Looking to buy a home but worried about getting for a mortgage? Even though most people think they need a 20% down payment plus a loan from a bank, there are methods available to finance a home purchase.
Work with a real estate agent who can help you narrow your options and find you a home that matches your needs. One route home buyers use is a contract for deed.
Here’s why you should look into a contract for deed to buy a home.
What is a contract for deed?
A contract for deed is the sale of property in which the seller finances the purchase of their property to a new owner. They can require a down payment from the buyer and agree to apply monthly payments to the balance of the loan like a standard mortgage.
The buyer can pay the purchase price in monthly installments, or a portion of their monthly payment is put towards the purchase price. Sometimes the entire purchase price is due at the contract’s end, called a balloon payment.
Is a contract for deed a good idea?
A contract for deed can be a great idea for a home buyer who’s had difficulty buying their first home, or for a seller looking for a fast close. Buyers who’ve had their loan applications rejected by a bank can often use a contract for deed to buy a home. Or, they can use it if they just want a quick close.
Sellers can work with a contract for deed buyer to close quickly or sell a home that’s been sitting on the market. A contract for deed provides an option that can perfectly suit some home buying and selling situations, but you should talk with your realtor to decide if it’s right with you.
When would a buyer need to use a contract for deed?
A buyer might use a contract for deed if they couldn’t qualify for a mortgage due to poor credit. They also might need to use one if they don’t have enough for a typical down payment.
What are the disadvantages of a contract for deed?
Buyers still have to put down money when buying a house under a contract for deed, they just may not have enough for a traditional mortgage. That money is forfeited if you default on the contract. A seller can immediately foreclose if you miss a payment, there’s no grace period, and you’ll now have a foreclosure on your record.
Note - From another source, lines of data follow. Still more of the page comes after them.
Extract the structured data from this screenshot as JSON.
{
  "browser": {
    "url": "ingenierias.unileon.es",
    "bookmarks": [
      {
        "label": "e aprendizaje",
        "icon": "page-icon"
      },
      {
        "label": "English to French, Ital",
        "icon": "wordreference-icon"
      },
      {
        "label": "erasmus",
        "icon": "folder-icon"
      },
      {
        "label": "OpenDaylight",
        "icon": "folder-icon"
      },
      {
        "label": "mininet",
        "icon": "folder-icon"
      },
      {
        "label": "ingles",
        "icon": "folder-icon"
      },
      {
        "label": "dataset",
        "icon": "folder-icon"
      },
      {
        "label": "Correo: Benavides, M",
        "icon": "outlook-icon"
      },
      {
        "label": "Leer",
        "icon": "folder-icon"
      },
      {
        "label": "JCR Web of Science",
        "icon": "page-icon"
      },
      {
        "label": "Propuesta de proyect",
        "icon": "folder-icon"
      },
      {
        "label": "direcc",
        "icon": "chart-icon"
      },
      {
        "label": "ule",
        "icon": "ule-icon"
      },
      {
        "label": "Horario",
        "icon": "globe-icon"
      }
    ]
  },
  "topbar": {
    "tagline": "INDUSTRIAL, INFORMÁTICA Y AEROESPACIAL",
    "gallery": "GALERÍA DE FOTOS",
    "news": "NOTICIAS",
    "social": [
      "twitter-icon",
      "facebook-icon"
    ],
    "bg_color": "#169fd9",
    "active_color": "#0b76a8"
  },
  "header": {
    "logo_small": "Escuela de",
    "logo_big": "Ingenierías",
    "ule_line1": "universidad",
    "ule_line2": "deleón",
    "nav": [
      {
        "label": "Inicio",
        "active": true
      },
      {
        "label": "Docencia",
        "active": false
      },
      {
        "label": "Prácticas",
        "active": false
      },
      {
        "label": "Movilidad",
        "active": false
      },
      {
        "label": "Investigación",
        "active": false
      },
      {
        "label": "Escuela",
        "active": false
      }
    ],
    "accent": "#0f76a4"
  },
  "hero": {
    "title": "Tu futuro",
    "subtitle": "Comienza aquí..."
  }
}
The disadvantage to a seller is that, if a buyer does default, it can be costly to have the title cleared. It will take some time, too, and you can’t re-sell the home while the title isn’t clear. There are far more risks and hassle than in a traditional home sale.
For a buyer, use a mortgage payment calculator and ensure you can truly afford the home before you enter into a contract for deed. Defaulting could put you further behind on your road to homeownership.
How long does a contract for deed last?
Because it’s a form of seller financing, the terms of a contract for deed is up to the buyer and seller. You can mutually agree on a term; however, the typical length is three to five years. Most sellers don’t want to function as a bank for an extended period.
At the end of the term, the contract for deed comes due in a balloon payment. When entering into a contract for deed, the buyer is betting that they’ll have cleaned up their credit or fixed the issues that stood in the way of obtaining traditional financing and be able to pay off the contract for deed with a conventional mortgage. If you’re unsure what you might need to do to fix your credit or qualify, get some advice from your real estate agent.
Does a contract for deed need to be recorded?
Yes, a contract for deed should be recorded. It functions as a private mortgage between the home’s seller and the buyer and, as such, is a lien against the property. The contract for deed must be recorded with the county, state, or municipality to be valid.
If you have concerns that the owner hasn’t recorded the agreement, ask your realtor to check the property records. You have no legal hold on the property if it hasn’t been recorded.
Is a contract for deed the same as a lease to own?
No, a contract for deed isn’t the same as a lease-to-own. Under a lease-to-own agreement, the lease gives you an option to purchase the property at the end of the lease’s term, typically for an agreed-upon price. But you have no legal title to the property during the lease’s term.
With a contract for deed, a purchase agreement is executed, there is a closing, and there is a legal claim on the house.
Using a contract for deed to buy a house can be a great idea if you’ve struggled to qualify for a traditional mortgage, but there are some additional pitfalls. A Clever Partner Agent can help buyers struggling to understand this complex process. Buyers in 40 states might qualify for a Home Buyer Rebate when working with an agent in the Clever Partner Network, which could help them cover closing costs!
To learn more, reach out to be put in touch with a Clever Partner Agent today.